By Alan Sorensen
It's nearly five years since she was last raped, but 12-year-old Jasmine (not her real name) still jumps when reminded of her assailant.
"I get terrified when I see things like he had," Jasmine said. "I get scared when I see red Toyotas because he drove a red Toyota. He was a tobacco chewer, so I get terrified when I see a man chewing tobacco. He wore gold chains and I get scared when I see gold chains."
The assailant whose image can bring back memories vivid enough to cause terror in the slim pre-teen was no stranger. He was her mother's new husband; her own stepfather.
Part of Jasmine's terror rests in the knowledge that her rapist is still on the streets somewhere. The five counts of rape filed against him in her case were dismissed as were the accusations by three other youths.
The rapes began almost as soon as her mom and he said their I do's in California, Jasmine said, and they lasted nearly a year, from November 1994 to November 1995. Jasmine was 7 and 8 at the time.
During that year, Jasmine's mother admittedly suspected nothing. Even after repeated abuses at her husband's hands and a separation that led to the filing of divorce papers, she said she had no idea that her husband was doing anything to her daughter.
Jasmine grew apart from her mother and moved in with her father in northcentral Montana before her sixth-grade year. Mother and daughter have since begun write back and forth in an effort to be close again.
Jasmine, for her part, began to believe even as it was happening that she was imagining the sexual counters. "I convinced myself that I made it up," she said.
The first person who had any idea what was going on was the mother of one of her girlfriends. Upon learning of the sexual encounters, that mother reportedly advised Jasmine to forget about it and not to mention it again.
"You apparently told Sabrina's mom what was going on," Jasmine's mother wrote her. "She told you not to tell anyone, that it would get better. When I found out, I went looking for her. They had left town in the middle of the night."
Her mother even recalled one time when she might have picked up on what was going on between Jasmine and her husband if she had been tuned in to what was said.
"One day we were watching news about the Wenatchee sex ring scandal," Jasmine's mother wrote, "and he looked at both of us and said, No one had ever, ever better accuse me of that; I would kill over that.'"

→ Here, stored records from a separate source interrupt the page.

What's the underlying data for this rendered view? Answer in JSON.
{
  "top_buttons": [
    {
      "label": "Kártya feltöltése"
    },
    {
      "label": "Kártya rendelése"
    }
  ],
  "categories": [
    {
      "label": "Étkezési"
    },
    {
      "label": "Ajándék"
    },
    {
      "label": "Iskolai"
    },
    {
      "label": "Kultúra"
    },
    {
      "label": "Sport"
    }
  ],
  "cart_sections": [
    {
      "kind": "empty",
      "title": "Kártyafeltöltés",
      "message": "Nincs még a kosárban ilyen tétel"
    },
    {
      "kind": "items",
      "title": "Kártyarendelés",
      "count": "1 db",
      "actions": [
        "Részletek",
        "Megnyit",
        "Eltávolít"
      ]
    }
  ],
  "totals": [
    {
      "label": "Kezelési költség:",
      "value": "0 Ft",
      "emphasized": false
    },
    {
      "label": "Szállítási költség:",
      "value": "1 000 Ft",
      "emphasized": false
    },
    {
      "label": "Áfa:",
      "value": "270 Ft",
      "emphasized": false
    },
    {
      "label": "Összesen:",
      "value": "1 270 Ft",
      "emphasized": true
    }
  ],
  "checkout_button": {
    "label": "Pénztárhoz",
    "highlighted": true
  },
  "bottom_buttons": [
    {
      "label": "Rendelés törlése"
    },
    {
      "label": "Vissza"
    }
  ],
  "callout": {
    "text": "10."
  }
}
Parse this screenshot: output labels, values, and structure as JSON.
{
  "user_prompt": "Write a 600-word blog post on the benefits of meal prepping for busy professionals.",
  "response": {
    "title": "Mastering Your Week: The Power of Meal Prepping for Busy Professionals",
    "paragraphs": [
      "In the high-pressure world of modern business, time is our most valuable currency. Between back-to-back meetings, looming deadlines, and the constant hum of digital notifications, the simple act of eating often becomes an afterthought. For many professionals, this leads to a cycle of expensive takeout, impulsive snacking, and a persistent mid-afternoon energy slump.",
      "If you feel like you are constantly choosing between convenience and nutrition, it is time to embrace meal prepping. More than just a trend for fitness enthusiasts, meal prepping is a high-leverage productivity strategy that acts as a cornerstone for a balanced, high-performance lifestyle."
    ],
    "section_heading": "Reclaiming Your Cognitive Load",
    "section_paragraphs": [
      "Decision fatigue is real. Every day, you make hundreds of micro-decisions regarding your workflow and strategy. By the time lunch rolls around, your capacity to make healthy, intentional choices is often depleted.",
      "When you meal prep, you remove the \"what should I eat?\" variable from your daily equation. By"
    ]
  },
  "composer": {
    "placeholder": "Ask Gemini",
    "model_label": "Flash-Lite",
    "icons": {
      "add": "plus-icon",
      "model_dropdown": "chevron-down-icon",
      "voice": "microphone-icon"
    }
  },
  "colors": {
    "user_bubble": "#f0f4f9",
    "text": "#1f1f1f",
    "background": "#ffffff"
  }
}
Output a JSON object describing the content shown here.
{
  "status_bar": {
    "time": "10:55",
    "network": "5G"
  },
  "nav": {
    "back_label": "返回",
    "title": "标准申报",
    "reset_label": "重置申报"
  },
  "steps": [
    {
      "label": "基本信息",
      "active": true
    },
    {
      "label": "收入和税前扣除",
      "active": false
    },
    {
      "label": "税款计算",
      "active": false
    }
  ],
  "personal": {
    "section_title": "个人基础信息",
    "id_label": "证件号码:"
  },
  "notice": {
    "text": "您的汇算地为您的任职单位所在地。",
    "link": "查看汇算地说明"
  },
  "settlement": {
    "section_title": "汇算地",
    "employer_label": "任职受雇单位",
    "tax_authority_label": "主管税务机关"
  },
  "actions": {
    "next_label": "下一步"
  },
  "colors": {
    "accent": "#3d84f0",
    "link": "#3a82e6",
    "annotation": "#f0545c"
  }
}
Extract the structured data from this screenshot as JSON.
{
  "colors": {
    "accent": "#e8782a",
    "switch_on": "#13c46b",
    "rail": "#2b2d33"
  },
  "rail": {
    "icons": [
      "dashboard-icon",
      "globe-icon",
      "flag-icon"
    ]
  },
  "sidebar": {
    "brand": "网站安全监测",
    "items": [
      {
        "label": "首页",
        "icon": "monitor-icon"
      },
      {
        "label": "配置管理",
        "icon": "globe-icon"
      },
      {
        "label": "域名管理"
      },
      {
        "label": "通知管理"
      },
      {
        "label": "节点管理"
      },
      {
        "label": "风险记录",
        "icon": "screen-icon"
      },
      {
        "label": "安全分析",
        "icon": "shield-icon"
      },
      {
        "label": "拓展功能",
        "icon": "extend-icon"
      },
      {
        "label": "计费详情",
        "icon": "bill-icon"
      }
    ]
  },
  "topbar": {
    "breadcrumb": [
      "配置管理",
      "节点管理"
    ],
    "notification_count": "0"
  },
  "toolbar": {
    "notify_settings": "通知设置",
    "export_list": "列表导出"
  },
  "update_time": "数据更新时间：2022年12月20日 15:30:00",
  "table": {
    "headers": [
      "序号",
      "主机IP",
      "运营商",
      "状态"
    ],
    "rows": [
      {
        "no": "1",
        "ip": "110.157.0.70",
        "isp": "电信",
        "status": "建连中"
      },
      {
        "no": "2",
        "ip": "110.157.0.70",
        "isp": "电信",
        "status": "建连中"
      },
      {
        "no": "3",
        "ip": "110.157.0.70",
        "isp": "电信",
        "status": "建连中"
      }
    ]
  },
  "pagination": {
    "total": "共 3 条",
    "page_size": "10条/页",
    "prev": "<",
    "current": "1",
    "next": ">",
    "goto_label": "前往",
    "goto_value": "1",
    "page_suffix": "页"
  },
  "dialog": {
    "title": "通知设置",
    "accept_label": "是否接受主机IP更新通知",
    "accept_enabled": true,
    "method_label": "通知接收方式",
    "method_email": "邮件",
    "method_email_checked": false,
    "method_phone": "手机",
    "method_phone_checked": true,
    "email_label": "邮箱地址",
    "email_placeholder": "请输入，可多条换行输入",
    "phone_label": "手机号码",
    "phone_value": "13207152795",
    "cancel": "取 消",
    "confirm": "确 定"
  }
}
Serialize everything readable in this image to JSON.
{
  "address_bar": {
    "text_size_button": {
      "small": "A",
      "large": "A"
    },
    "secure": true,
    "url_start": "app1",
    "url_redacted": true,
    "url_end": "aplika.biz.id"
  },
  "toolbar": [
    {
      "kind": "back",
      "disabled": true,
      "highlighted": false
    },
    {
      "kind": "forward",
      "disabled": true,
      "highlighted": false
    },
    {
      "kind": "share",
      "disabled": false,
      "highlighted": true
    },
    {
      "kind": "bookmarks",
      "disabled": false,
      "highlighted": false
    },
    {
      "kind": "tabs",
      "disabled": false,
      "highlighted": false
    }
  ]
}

Another of her friend's mothers found out and did contact authorities. Neither Jasmine nor her mother is sure if the woman notified school officials or police.
"I don't know how my friend found out," Jasmine said. "She found out and told her mom, and I think (her mom) told the D.A.R.E. officer and he said to go to the school or police or whatever.
"It was the school who came and talked to me about it."
Part of Jasmine's stepfather's defense was that his wife fabricated the accusations against him because she was filing for divorce. Her mother's divorce lawyer disagreed in two separate letters he wrote to the prosecuting attorney.
In those letters, he described how he went to Jasmine's hometown to go over her divorce papers and called her house to get directions. He knew the moment that she answered the phone that something was wrong. It turned out that authorities had just notified her of Jasmine's claims.
Subsequent medical and psychological examinations confirmed Jasmine's allegations and the charges were brought.
The prosecuting attorney later dropped the charges for what he called lack of evidence and the appearance that the whole story may have been fabricated to improve Jasmine's mother's chance in the divorce case. The prosecutor said he didn't believe that, but that that's how it appeared.
Jasmine's mother argued that the case against her husband was dismissed because he held a respected position in the community and was friends with several police officers and elected officials. She charged that he passed a lie detector test only because he was doped up at the time he took it.
Jasmine ended up having to repeat the third grade because she was held out of school so much that year for reasons related to the rape charges.
Now that she lives hundreds of miles from where her worst nightmare occurred, Jasmine is trying to be like other little girls.
"I was antisocial for quite awhile," she said.
She didn't have enough trust to be comfortable around people, her father said. Now she enjoys singing and dancing.
"I like just normal stuff," Jasmine said. "I'm going to try out for cheerleading next year."
Later this summer, Jasmine will leave the relative isolation and safety of north central Montana and return to visit her mother in California. She knows down to the minute and right off the top of her head how long she'll be at her mom's home. "S weeks, one day and 10 minutes," she said an instant after being asked the duration of her visit.
Jasmine has been receiving counseling from numerous sources since the incidents first came to light, she said, and is still traveling to Havre regularly to see a counselor here.
Now that she is reclaiming the childhood that she lost beginning in 1994, Jasmine wants to share her experience, strength and hope with others. The gregarious 12-year-old admits that the road back has been long and hard, but she wants other children and their parents to know that help is available to them.
She also hopes that making her story public will wipe away some of the doubts that parents, educators, friends, family members and neighbors have about the sexual abuse that they suspect is going on.
"I don't want people to go through what I had to," Jasmine said. "It really hurts."